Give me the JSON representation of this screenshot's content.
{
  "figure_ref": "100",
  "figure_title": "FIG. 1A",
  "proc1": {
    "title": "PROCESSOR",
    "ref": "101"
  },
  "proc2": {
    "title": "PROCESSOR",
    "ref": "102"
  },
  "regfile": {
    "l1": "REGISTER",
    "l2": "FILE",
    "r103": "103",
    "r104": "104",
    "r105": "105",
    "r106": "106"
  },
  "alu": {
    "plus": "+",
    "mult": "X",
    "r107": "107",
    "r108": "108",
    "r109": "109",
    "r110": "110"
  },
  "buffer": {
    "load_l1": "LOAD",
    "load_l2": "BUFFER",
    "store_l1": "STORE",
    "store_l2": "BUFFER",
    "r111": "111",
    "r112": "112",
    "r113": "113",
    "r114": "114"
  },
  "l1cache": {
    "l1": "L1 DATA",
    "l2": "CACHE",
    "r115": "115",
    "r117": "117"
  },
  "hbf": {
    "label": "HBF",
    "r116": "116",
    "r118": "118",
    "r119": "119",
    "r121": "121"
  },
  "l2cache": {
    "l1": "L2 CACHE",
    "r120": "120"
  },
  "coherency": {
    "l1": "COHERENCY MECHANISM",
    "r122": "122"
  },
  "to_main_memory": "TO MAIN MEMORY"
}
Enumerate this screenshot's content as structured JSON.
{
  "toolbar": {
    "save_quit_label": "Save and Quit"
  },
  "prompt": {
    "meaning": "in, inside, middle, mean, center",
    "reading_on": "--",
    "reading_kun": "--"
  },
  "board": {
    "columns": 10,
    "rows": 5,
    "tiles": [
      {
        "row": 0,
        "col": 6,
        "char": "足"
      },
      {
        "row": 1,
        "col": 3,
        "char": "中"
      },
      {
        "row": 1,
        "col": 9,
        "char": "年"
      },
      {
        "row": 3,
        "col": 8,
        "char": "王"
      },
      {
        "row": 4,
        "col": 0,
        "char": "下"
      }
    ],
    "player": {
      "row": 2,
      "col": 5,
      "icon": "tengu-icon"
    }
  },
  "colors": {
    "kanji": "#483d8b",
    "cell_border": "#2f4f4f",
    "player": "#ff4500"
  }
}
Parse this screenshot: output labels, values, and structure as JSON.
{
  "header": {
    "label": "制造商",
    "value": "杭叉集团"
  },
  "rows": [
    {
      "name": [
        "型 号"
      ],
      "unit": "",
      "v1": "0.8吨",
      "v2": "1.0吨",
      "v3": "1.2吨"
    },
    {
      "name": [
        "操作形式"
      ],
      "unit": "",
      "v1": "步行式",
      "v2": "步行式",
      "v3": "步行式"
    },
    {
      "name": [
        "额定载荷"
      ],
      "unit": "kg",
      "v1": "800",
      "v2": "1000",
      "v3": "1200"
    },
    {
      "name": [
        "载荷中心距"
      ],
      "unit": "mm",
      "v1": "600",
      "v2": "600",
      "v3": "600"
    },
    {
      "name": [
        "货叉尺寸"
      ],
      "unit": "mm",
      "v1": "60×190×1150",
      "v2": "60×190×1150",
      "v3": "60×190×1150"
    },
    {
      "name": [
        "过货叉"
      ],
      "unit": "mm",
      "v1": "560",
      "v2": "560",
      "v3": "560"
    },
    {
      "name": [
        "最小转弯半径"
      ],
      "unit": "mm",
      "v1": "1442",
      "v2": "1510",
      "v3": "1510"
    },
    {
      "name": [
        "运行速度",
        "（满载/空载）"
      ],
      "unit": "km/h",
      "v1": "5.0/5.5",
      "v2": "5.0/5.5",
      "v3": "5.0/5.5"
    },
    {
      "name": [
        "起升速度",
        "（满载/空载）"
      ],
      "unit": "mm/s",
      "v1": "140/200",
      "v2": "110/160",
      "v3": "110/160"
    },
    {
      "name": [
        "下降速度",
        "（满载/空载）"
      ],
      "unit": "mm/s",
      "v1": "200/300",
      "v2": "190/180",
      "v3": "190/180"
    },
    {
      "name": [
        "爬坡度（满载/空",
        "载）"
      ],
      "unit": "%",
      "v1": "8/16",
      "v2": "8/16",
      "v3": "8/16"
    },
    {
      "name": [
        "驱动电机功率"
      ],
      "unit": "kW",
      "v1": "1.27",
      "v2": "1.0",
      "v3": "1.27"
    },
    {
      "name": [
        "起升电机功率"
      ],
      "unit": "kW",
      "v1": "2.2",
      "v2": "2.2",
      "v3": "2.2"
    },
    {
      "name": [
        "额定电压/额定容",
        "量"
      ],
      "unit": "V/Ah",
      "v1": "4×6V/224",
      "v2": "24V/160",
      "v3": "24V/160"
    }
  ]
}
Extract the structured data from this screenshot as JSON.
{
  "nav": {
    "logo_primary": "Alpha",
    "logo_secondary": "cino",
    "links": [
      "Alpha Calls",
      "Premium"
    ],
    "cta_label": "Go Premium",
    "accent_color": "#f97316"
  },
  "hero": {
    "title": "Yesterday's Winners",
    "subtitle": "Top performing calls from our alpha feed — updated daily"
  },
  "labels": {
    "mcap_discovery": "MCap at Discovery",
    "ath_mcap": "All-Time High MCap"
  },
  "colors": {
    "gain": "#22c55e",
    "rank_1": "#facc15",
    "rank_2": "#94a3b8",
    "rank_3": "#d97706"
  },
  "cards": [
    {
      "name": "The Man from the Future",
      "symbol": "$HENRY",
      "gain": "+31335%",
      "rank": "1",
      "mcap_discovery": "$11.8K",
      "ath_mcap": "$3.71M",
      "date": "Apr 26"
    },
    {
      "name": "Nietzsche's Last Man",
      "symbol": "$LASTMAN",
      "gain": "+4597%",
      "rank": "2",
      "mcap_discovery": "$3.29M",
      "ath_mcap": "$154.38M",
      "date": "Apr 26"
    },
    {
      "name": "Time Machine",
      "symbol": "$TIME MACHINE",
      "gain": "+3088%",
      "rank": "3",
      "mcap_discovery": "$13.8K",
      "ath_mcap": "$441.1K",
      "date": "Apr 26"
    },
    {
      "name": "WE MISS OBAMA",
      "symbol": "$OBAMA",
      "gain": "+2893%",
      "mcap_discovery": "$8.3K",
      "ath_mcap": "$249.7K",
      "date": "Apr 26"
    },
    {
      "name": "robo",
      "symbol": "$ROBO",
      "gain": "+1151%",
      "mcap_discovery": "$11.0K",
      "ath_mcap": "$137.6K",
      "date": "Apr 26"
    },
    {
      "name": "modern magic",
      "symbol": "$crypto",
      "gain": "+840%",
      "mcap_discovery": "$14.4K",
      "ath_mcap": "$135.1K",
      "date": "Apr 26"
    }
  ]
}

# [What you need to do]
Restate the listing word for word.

# [Answer]
Give me the JSON representation of this screenshot's content.
{
  "figure_ref": "100",
  "figure_title": "FIG. 1A",
  "proc1": {
    "title": "PROCESSOR",
    "ref": "101"
  },
  "proc2": {
    "title": "PROCESSOR",
    "ref": "102"
  },
  "regfile": {
    "l1": "REGISTER",
    "l2": "FILE",
    "r103": "103",
    "r104": "104",
    "r105": "105",
    "r106": "106"
  },
  "alu": {
    "plus": "+",
    "mult": "X",
    "r107": "107",
    "r108": "108",
    "r109": "109",
    "r110": "110"
  },
  "buffer": {
    "load_l1": "LOAD",
    "load_l2": "BUFFER",
    "store_l1": "STORE",
    "store_l2": "BUFFER",
    "r111": "111",
    "r112": "112",
    "r113": "113",
    "r114": "114"
  },
  "l1cache": {
    "l1": "L1 DATA",
    "l2": "CACHE",
    "r115": "115",
    "r117": "117"
  },
  "hbf": {
    "label": "HBF",
    "r116": "116",
    "r118": "118",
    "r119": "119",
    "r121": "121"
  },
  "l2cache": {
    "l1": "L2 CACHE",
    "r120": "120"
  },
  "coherency": {
    "l1": "COHERENCY MECHANISM",
    "r122": "122"
  },
  "to_main_memory": "TO MAIN MEMORY"
}
Enumerate this screenshot's content as structured JSON.
{
  "toolbar": {
    "save_quit_label": "Save and Quit"
  },
  "prompt": {
    "meaning": "in, inside, middle, mean, center",
    "reading_on": "--",
    "reading_kun": "--"
  },
  "board": {
    "columns": 10,
    "rows": 5,
    "tiles": [
      {
        "row": 0,
        "col": 6,
        "char": "足"
      },
      {
        "row": 1,
        "col": 3,
        "char": "中"
      },
      {
        "row": 1,
        "col": 9,
        "char": "年"
      },
      {
        "row": 3,
        "col": 8,
        "char": "王"
      },
      {
        "row": 4,
        "col": 0,
        "char": "下"
      }
    ],
    "player": {
      "row": 2,
      "col": 5,
      "icon": "tengu-icon"
    }
  },
  "colors": {
    "kanji": "#483d8b",
    "cell_border": "#2f4f4f",
    "player": "#ff4500"
  }
}
Parse this screenshot: output labels, values, and structure as JSON.
{
  "header": {
    "label": "制造商",
    "value": "杭叉集团"
  },
  "rows": [
    {
      "name": [
        "型 号"
      ],
      "unit": "",
      "v1": "0.8吨",
      "v2": "1.0吨",
      "v3": "1.2吨"
    },
    {
      "name": [
        "操作形式"
      ],
      "unit": "",
      "v1": "步行式",
      "v2": "步行式",
      "v3": "步行式"
    },
    {
      "name": [
        "额定载荷"
      ],
      "unit": "kg",
      "v1": "800",
      "v2": "1000",
      "v3": "1200"
    },
    {
      "name": [
        "载荷中心距"
      ],
      "unit": "mm",
      "v1": "600",
      "v2": "600",
      "v3": "600"
    },
    {
      "name": [
        "货叉尺寸"
      ],
      "unit": "mm",
      "v1": "60×190×1150",
      "v2": "60×190×1150",
      "v3": "60×190×1150"
    },
    {
      "name": [
        "过货叉"
      ],
      "unit": "mm",
      "v1": "560",
      "v2": "560",
      "v3": "560"
    },
    {
      "name": [
        "最小转弯半径"
      ],
      "unit": "mm",
      "v1": "1442",
      "v2": "1510",
      "v3": "1510"
    },
    {
      "name": [
        "运行速度",
        "（满载/空载）"
      ],
      "unit": "km/h",
      "v1": "5.0/5.5",
      "v2": "5.0/5.5",
      "v3": "5.0/5.5"
    },
    {
      "name": [
        "起升速度",
        "（满载/空载）"
      ],
      "unit": "mm/s",
      "v1": "140/200",
      "v2": "110/160",
      "v3": "110/160"
    },
    {
      "name": [
        "下降速度",
        "（满载/空载）"
      ],
      "unit": "mm/s",
      "v1": "200/300",
      "v2": "190/180",
      "v3": "190/180"
    },
    {
      "name": [
        "爬坡度（满载/空",
        "载）"
      ],
      "unit": "%",
      "v1": "8/16",
      "v2": "8/16",
      "v3": "8/16"
    },
    {
      "name": [
        "驱动电机功率"
      ],
      "unit": "kW",
      "v1": "1.27",
      "v2": "1.0",
      "v3": "1.27"
    },
    {
      "name": [
        "起升电机功率"
      ],
      "unit": "kW",
      "v1": "2.2",
      "v2": "2.2",
      "v3": "2.2"
    },
    {
      "name": [
        "额定电压/额定容",
        "量"
      ],
      "unit": "V/Ah",
      "v1": "4×6V/224",
      "v2": "24V/160",
      "v3": "24V/160"
    }
  ]
}
Extract the structured data from this screenshot as JSON.
{
  "nav": {
    "logo_primary": "Alpha",
    "logo_secondary": "cino",
    "links": [
      "Alpha Calls",
      "Premium"
    ],
    "cta_label": "Go Premium",
    "accent_color": "#f97316"
  },
  "hero": {
    "title": "Yesterday's Winners",
    "subtitle": "Top performing calls from our alpha feed — updated daily"
  },
  "labels": {
    "mcap_discovery": "MCap at Discovery",
    "ath_mcap": "All-Time High MCap"
  },
  "colors": {
    "gain": "#22c55e",
    "rank_1": "#facc15",
    "rank_2": "#94a3b8",
    "rank_3": "#d97706"
  },
  "cards": [
    {
      "name": "The Man from the Future",
      "symbol": "$HENRY",
      "gain": "+31335%",
      "rank": "1",
      "mcap_discovery": "$11.8K",
      "ath_mcap": "$3.71M",
      "date": "Apr 26"
    },
    {
      "name": "Nietzsche's Last Man",
      "symbol": "$LASTMAN",
      "gain": "+4597%",
      "rank": "2",
      "mcap_discovery": "$3.29M",
      "ath_mcap": "$154.38M",
      "date": "Apr 26"
    },
    {
      "name": "Time Machine",
      "symbol": "$TIME MACHINE",
      "gain": "+3088%",
      "rank": "3",
      "mcap_discovery": "$13.8K",
      "ath_mcap": "$441.1K",
      "date": "Apr 26"
    },
    {
      "name": "WE MISS OBAMA",
      "symbol": "$OBAMA",
      "gain": "+2893%",
      "mcap_discovery": "$8.3K",
      "ath_mcap": "$249.7K",
      "date": "Apr 26"
    },
    {
      "name": "robo",
      "symbol": "$ROBO",
      "gain": "+1151%",
      "mcap_discovery": "$11.0K",
      "ath_mcap": "$137.6K",
      "date": "Apr 26"
    },
    {
      "name": "modern magic",
      "symbol": "$crypto",
      "gain": "+840%",
      "mcap_discovery": "$14.4K",
      "ath_mcap": "$135.1K",
      "date": "Apr 26"
    }
  ]
}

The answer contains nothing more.